Conservative interim leader Rona Ambrose, whose party governed from 2006 to 2015 and is now the official opposition, called on Trudeau to take a position on TPP, a trade pact he has remained neutral on after seven months in power.
"Trudeau could take a leadership role even if this is still being hotly debated by people like Donald Trump, Hillary Clinton and Bernie Sanders," Ambrose said Thursday in an interview with Bloomberg TV Canada’s Pamela Ritchie. "There’s nothing wrong with Trudeau coming out and saying, ‘I’m an advocate for TPP.’"
Trudeau’s government formally signed the 12-nation TPP pact earlier this year and has two years to ratify it. It is also said to be eyeing free trade talks with China, possibly reaching a deal by 2019. If the TPP collapses, Ambrose said Trudeau should focus on Japan -- a key TPP pillar -- rather than China.
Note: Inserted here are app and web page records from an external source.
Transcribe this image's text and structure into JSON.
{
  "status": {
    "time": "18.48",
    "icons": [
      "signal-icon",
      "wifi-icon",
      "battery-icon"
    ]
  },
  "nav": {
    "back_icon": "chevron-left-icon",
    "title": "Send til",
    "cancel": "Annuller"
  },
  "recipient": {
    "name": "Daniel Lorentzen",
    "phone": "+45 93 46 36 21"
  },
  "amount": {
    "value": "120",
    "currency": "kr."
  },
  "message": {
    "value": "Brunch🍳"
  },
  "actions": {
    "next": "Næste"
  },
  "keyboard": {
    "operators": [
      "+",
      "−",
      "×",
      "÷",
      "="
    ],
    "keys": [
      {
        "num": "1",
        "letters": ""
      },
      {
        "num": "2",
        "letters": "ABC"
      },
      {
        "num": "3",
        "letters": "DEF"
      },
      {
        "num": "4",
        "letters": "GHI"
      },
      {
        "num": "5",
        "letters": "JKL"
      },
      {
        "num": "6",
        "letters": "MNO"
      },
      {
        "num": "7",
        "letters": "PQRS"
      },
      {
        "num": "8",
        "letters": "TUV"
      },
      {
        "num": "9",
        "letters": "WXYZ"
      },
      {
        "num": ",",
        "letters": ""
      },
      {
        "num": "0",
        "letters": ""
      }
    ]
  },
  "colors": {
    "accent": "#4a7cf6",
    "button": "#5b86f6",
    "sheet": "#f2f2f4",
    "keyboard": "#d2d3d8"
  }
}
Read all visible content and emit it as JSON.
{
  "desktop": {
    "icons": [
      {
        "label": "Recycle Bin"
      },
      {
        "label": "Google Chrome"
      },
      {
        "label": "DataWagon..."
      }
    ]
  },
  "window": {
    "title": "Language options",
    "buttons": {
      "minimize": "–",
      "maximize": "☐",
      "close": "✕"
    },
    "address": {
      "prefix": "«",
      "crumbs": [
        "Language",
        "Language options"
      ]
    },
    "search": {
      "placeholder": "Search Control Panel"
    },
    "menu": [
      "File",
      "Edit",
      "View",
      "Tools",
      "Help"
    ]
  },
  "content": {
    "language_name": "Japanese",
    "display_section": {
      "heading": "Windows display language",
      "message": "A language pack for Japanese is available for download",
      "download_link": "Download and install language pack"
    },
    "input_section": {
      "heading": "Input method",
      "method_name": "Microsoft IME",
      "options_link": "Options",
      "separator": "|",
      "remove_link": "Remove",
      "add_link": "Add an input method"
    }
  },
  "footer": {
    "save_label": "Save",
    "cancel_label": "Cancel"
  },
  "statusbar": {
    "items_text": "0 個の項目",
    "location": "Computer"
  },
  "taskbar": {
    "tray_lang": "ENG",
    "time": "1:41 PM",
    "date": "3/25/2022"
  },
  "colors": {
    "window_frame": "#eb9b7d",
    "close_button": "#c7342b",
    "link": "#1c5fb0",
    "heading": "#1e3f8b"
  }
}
The Conservatives agreed to join the TPP during last year’s election campaign before losing power to the Liberals.
"I worry about talking about a free trade agreement with China because there’s not a lot of ’free’ in China," Ambrose said. The Conservatives, then led by Stephen Harper, signed a Foreign Investment Promotion and Protection Agreement with China but a trade deal is far more complex, including labor and environmental issues, Ambrose said.
"I don’t know how Mr. Trudeau expects to traverse their challenges, but I do believe we should focus on countries where we have a lot of commonality. Japan makes sense to me," she said. "I’m not sure we should put all our eggs in a free trade agreement with China."
In a visit to Japan last week, Trudeau described himself as "extremely pro-trade" and said Canada and Japan have focused on TPP talks but left the door open to bilateral trade negotiations.